— WHAT TO DO —
All the entries that follow must be written out again exactly.

— DATA FOR ANALYSIS —
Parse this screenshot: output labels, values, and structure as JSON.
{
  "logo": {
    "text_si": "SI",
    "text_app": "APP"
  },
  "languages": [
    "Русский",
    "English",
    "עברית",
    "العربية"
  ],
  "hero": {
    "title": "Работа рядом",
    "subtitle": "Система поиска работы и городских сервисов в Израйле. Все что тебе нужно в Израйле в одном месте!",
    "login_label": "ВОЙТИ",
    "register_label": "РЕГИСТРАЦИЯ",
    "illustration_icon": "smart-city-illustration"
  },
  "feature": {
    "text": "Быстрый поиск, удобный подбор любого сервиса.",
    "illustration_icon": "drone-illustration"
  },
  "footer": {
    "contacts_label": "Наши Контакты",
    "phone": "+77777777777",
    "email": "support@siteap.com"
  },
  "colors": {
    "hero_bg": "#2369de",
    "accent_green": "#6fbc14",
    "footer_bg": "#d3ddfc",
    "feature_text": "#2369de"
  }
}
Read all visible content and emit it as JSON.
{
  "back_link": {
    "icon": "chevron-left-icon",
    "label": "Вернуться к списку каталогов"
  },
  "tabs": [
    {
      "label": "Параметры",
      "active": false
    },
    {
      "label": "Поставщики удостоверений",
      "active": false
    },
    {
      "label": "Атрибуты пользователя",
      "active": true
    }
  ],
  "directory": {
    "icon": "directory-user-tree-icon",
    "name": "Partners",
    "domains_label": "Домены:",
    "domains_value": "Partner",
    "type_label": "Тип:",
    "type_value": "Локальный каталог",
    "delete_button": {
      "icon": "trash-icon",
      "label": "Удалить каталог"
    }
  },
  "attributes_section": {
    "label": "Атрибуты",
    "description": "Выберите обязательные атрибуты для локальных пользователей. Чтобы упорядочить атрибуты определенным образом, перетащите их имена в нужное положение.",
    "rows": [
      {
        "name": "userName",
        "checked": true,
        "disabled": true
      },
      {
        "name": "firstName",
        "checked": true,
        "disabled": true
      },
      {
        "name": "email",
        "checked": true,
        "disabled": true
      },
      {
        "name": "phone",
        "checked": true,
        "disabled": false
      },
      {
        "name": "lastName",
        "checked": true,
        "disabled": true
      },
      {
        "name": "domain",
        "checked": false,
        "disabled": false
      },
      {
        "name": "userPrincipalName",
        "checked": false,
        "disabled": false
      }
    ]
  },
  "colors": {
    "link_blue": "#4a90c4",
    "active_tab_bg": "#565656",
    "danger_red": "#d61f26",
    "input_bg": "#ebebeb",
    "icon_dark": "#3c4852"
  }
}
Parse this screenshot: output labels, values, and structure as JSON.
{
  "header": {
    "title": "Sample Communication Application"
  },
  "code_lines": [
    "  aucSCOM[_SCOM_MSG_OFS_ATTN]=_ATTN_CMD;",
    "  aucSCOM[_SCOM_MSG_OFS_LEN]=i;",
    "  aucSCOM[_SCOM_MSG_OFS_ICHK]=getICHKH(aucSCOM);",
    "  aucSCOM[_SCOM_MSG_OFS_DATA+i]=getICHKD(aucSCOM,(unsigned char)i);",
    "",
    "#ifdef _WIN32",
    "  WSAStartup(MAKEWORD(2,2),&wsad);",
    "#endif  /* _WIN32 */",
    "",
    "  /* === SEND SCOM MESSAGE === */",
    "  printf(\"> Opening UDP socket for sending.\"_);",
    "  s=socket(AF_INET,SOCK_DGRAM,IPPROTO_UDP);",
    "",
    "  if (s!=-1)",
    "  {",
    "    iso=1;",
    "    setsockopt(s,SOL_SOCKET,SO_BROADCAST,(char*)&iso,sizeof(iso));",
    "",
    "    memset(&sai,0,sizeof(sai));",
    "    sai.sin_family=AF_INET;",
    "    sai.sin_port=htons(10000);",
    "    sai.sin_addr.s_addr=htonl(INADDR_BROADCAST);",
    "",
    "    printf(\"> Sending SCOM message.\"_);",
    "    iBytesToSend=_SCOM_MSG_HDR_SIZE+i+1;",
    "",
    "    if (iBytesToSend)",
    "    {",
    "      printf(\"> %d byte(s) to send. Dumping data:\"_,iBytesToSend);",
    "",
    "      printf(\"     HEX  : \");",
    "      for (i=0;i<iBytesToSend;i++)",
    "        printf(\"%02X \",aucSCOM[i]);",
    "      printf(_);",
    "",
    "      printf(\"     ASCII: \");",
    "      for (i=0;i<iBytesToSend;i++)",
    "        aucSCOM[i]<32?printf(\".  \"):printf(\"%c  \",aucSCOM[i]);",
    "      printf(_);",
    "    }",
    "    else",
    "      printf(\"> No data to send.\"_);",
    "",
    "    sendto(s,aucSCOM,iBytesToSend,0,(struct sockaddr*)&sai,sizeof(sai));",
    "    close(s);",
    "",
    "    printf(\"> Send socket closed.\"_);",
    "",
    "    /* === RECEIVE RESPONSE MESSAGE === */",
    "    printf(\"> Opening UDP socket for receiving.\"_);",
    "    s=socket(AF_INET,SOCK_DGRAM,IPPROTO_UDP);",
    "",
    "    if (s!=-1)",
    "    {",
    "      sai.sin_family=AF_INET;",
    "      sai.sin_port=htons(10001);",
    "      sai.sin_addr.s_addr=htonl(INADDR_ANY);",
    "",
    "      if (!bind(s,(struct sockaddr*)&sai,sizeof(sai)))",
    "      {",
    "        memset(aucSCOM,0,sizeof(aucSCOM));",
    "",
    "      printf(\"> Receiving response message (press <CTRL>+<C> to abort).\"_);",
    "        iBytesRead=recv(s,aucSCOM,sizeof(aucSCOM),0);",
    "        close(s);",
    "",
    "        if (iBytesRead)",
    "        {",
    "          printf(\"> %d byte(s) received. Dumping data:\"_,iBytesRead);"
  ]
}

— EXERCISE OUTPUT —
Parse this screenshot: output labels, values, and structure as JSON.
{
  "logo": {
    "text_si": "SI",
    "text_app": "APP"
  },
  "languages": [
    "Русский",
    "English",
    "עברית",
    "العربية"
  ],
  "hero": {
    "title": "Работа рядом",
    "subtitle": "Система поиска работы и городских сервисов в Израйле. Все что тебе нужно в Израйле в одном месте!",
    "login_label": "ВОЙТИ",
    "register_label": "РЕГИСТРАЦИЯ",
    "illustration_icon": "smart-city-illustration"
  },
  "feature": {
    "text": "Быстрый поиск, удобный подбор любого сервиса.",
    "illustration_icon": "drone-illustration"
  },
  "footer": {
    "contacts_label": "Наши Контакты",
    "phone": "+77777777777",
    "email": "support@siteap.com"
  },
  "colors": {
    "hero_bg": "#2369de",
    "accent_green": "#6fbc14",
    "footer_bg": "#d3ddfc",
    "feature_text": "#2369de"
  }
}
Read all visible content and emit it as JSON.
{
  "back_link": {
    "icon": "chevron-left-icon",
    "label": "Вернуться к списку каталогов"
  },
  "tabs": [
    {
      "label": "Параметры",
      "active": false
    },
    {
      "label": "Поставщики удостоверений",
      "active": false
    },
    {
      "label": "Атрибуты пользователя",
      "active": true
    }
  ],
  "directory": {
    "icon": "directory-user-tree-icon",
    "name": "Partners",
    "domains_label": "Домены:",
    "domains_value": "Partner",
    "type_label": "Тип:",
    "type_value": "Локальный каталог",
    "delete_button": {
      "icon": "trash-icon",
      "label": "Удалить каталог"
    }
  },
  "attributes_section": {
    "label": "Атрибуты",
    "description": "Выберите обязательные атрибуты для локальных пользователей. Чтобы упорядочить атрибуты определенным образом, перетащите их имена в нужное положение.",
    "rows": [
      {
        "name": "userName",
        "checked": true,
        "disabled": true
      },
      {
        "name": "firstName",
        "checked": true,
        "disabled": true
      },
      {
        "name": "email",
        "checked": true,
        "disabled": true
      },
      {
        "name": "phone",
        "checked": true,
        "disabled": false
      },
      {
        "name": "lastName",
        "checked": true,
        "disabled": true
      },
      {
        "name": "domain",
        "checked": false,
        "disabled": false
      },
      {
        "name": "userPrincipalName",
        "checked": false,
        "disabled": false
      }
    ]
  },
  "colors": {
    "link_blue": "#4a90c4",
    "active_tab_bg": "#565656",
    "danger_red": "#d61f26",
    "input_bg": "#ebebeb",
    "icon_dark": "#3c4852"
  }
}
Parse this screenshot: output labels, values, and structure as JSON.
{
  "header": {
    "title": "Sample Communication Application"
  },
  "code_lines": [
    "  aucSCOM[_SCOM_MSG_OFS_ATTN]=_ATTN_CMD;",
    "  aucSCOM[_SCOM_MSG_OFS_LEN]=i;",
    "  aucSCOM[_SCOM_MSG_OFS_ICHK]=getICHKH(aucSCOM);",
    "  aucSCOM[_SCOM_MSG_OFS_DATA+i]=getICHKD(aucSCOM,(unsigned char)i);",
    "",
    "#ifdef _WIN32",
    "  WSAStartup(MAKEWORD(2,2),&wsad);",
    "#endif  /* _WIN32 */",
    "",
    "  /* === SEND SCOM MESSAGE === */",
    "  printf(\"> Opening UDP socket for sending.\"_);",
    "  s=socket(AF_INET,SOCK_DGRAM,IPPROTO_UDP);",
    "",
    "  if (s!=-1)",
    "  {",
    "    iso=1;",
    "    setsockopt(s,SOL_SOCKET,SO_BROADCAST,(char*)&iso,sizeof(iso));",
    "",
    "    memset(&sai,0,sizeof(sai));",
    "    sai.sin_family=AF_INET;",
    "    sai.sin_port=htons(10000);",
    "    sai.sin_addr.s_addr=htonl(INADDR_BROADCAST);",
    "",
    "    printf(\"> Sending SCOM message.\"_);",
    "    iBytesToSend=_SCOM_MSG_HDR_SIZE+i+1;",
    "",
    "    if (iBytesToSend)",
    "    {",
    "      printf(\"> %d byte(s) to send. Dumping data:\"_,iBytesToSend);",
    "",
    "      printf(\"     HEX  : \");",
    "      for (i=0;i<iBytesToSend;i++)",
    "        printf(\"%02X \",aucSCOM[i]);",
    "      printf(_);",
    "",
    "      printf(\"     ASCII: \");",
    "      for (i=0;i<iBytesToSend;i++)",
    "        aucSCOM[i]<32?printf(\".  \"):printf(\"%c  \",aucSCOM[i]);",
    "      printf(_);",
    "    }",
    "    else",
    "      printf(\"> No data to send.\"_);",
    "",
    "    sendto(s,aucSCOM,iBytesToSend,0,(struct sockaddr*)&sai,sizeof(sai));",
    "    close(s);",
    "",
    "    printf(\"> Send socket closed.\"_);",
    "",
    "    /* === RECEIVE RESPONSE MESSAGE === */",
    "    printf(\"> Opening UDP socket for receiving.\"_);",
    "    s=socket(AF_INET,SOCK_DGRAM,IPPROTO_UDP);",
    "",
    "    if (s!=-1)",
    "    {",
    "      sai.sin_family=AF_INET;",
    "      sai.sin_port=htons(10001);",
    "      sai.sin_addr.s_addr=htonl(INADDR_ANY);",
    "",
    "      if (!bind(s,(struct sockaddr*)&sai,sizeof(sai)))",
    "      {",
    "        memset(aucSCOM,0,sizeof(aucSCOM));",
    "",
    "      printf(\"> Receiving response message (press <CTRL>+<C> to abort).\"_);",
    "        iBytesRead=recv(s,aucSCOM,sizeof(aucSCOM),0);",
    "        close(s);",
    "",
    "        if (iBytesRead)",
    "        {",
    "          printf(\"> %d byte(s) received. Dumping data:\"_,iBytesRead);"
  ]
}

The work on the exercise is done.